Dr. Tucker is committed to social justice and to helping make Barry University an inclusive community. Toward these ends, he helped facilitate bringing TransCon to Barry. This annual conference provides valuable information and opportunities for support to transgender individuals, who are often misunderstood and routinely subjected to discrimination, hatred, and violence. For the past two years, the School of Social Work has co-sponsored TransCon and Dr. Tucker has served as co-coordinator.
For the third consecutive year, Dr. Tucker served as field educator for the legal clinics practicum at the University Of Miami Law School. This continues to be an exciting collaboration between the two schools. The social work students work closely with the law students and supervising attorneys who work in the Immigration Law Clinic and the Children and Youth Law Clinic. The Barry social work students provide case management and therapeutic services to the clients served by those clinics. Dr. Tucker provides clinical supervision and, with his background in law, is also able to help the students navigate the legal professional environment. In addition, Dr. Tucker’s interest include incorporating mindfulness into her services. Dr. Tucker has practiced mindfulness for many years. He incorporates this practice into his teaching, service, and scholarship.

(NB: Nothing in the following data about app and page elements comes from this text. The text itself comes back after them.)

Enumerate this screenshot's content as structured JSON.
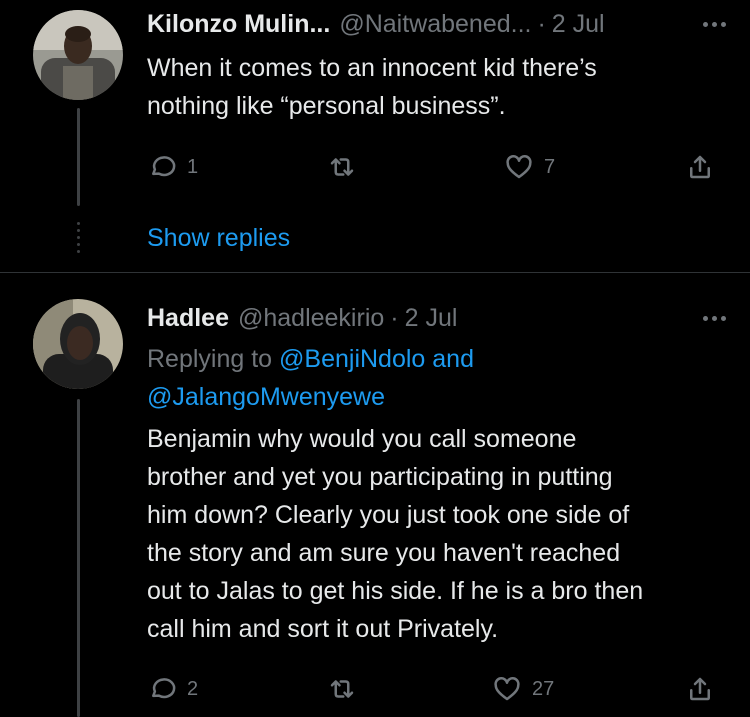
{
  "tweet1": {
    "name": "Kilonzo Mulin...",
    "handle": "@Naitwabened...",
    "separator": "·",
    "time": "2 Jul",
    "text_line1": "When it comes to an innocent kid there’s",
    "text_line2": "nothing like “personal business”.",
    "reply_count": "1",
    "retweet_count": "",
    "like_count": "7",
    "show_replies": "Show replies"
  },
  "tweet2": {
    "name": "Hadlee",
    "handle": "@hadleekirio",
    "separator": "·",
    "time": "2 Jul",
    "replying_prefix": "Replying to",
    "replying_user1": "@BenjiNdolo",
    "replying_and": "and",
    "replying_user2": "@JalangoMwenyewe",
    "body_lines": [
      "Benjamin why would you call someone",
      "brother and yet you participating in putting",
      "him down? Clearly you just took one side of",
      "the story and am sure you haven't reached",
      "out to Jalas to get his side. If he is a bro then",
      "call him and sort it out Privately."
    ],
    "reply_count": "2",
    "retweet_count": "",
    "like_count": "27"
  },
  "colors": {
    "background": "#000000",
    "text": "#e7e9ea",
    "muted": "#71767b",
    "link": "#1d9bf0",
    "divider": "#2f3336"
  },
  "icons": [
    "reply-icon",
    "retweet-icon",
    "like-icon",
    "share-icon",
    "more-icon"
  ]
}
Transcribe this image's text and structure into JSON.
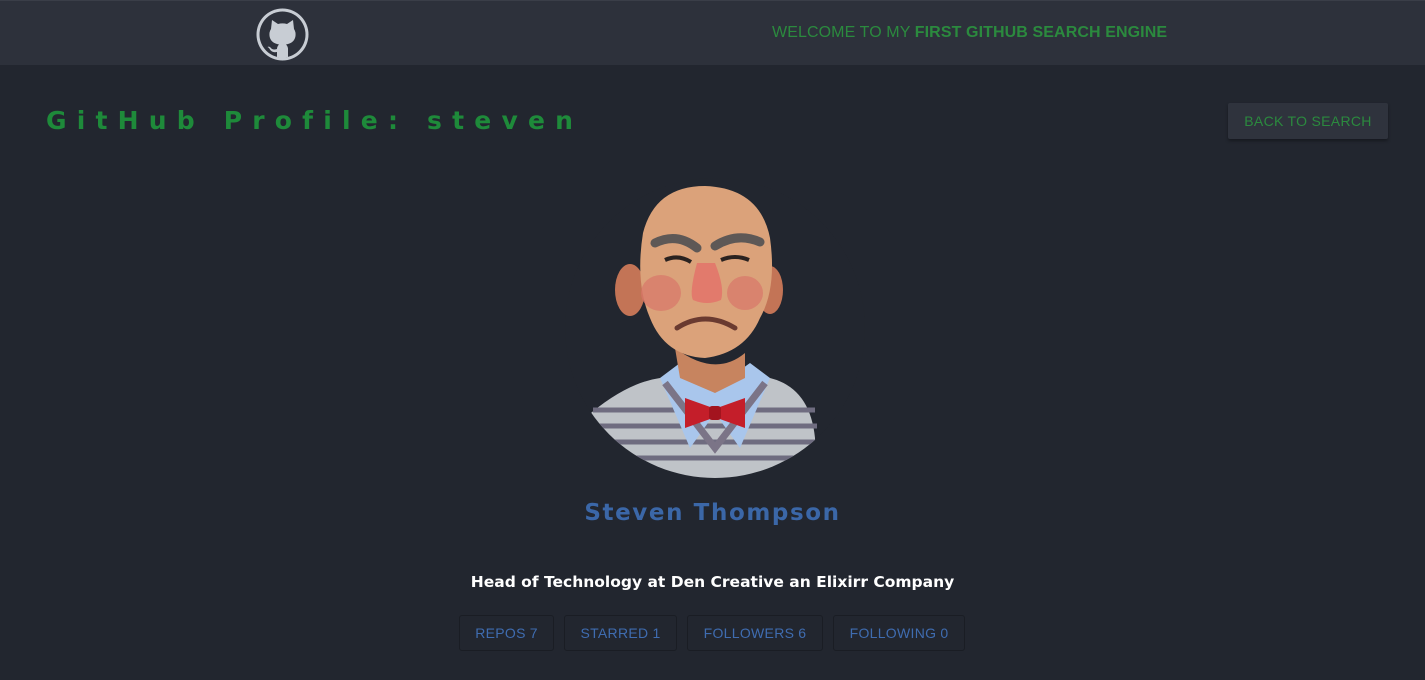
{
  "navbar": {
    "logo": "github-octocat-icon",
    "welcome_prefix": "WELCOME TO MY ",
    "welcome_bold": "FIRST GITHUB SEARCH ENGINE"
  },
  "header": {
    "title": "GitHub Profile: steven",
    "back_button": "BACK TO SEARCH"
  },
  "profile": {
    "avatar": "user-avatar-image",
    "name": "Steven Thompson",
    "bio": "Head of Technology at Den Creative an Elixirr Company"
  },
  "stats": [
    {
      "label": "REPOS",
      "value": "7"
    },
    {
      "label": "STARRED",
      "value": "1"
    },
    {
      "label": "FOLLOWERS",
      "value": "6"
    },
    {
      "label": "FOLLOWING",
      "value": "0"
    }
  ],
  "colors": {
    "background": "#22262f",
    "navbar": "#2d313b",
    "accent_green": "#2b8a3e",
    "accent_blue": "#3f6cb0",
    "text_white": "#ffffff"
  }
}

Collaborative Work: Mindfulness-based practices in Social Work
Ms. Williams and Dr. Tucker developed and delivered the first Post-Master’s Certificate in Mindfulness Therapeutic Practice, an experiential, 4-day program that focuses on integrating mindfulness into clinical work with clients. This certificate program is offered by the School of Social Work every semester.
In summer, 2014, Ms. Williams presented with PhD colleague, Ms. Dunja Pacirski, and Dr. Ed Tucker, assistant professor in the school of social work, at the National Association of Social Worker’s Florida 2014 state conference a workshop titled, “Creative Mindfulness: Where East Meets West- Integrating Mindfulness into Personal and Professional Practice”.
In fall of 2014, Ms. Williams and Dr. Tucker presented to members of the DCF Leadership Academy on “Promoting Self-Regulation and Wellness”, which addressed resiliency and wellness strengthening through mindfulness. In addition, Dr. Tucker and Ms. Williams also began researching mindfulness practices with high school students and currently serve as consultants for an organization in Palm Beach County that utilizes yoga as a health and wellness program in high schools. In October, 2015, Dr. Tucker and Ms. Williams will co-present, “Mindfulness and the Implicit Curriculum; Teaching Strategies for Self-Care” at the Council on Social Work Education’s Annual Program Meeting in Denver, Colorado.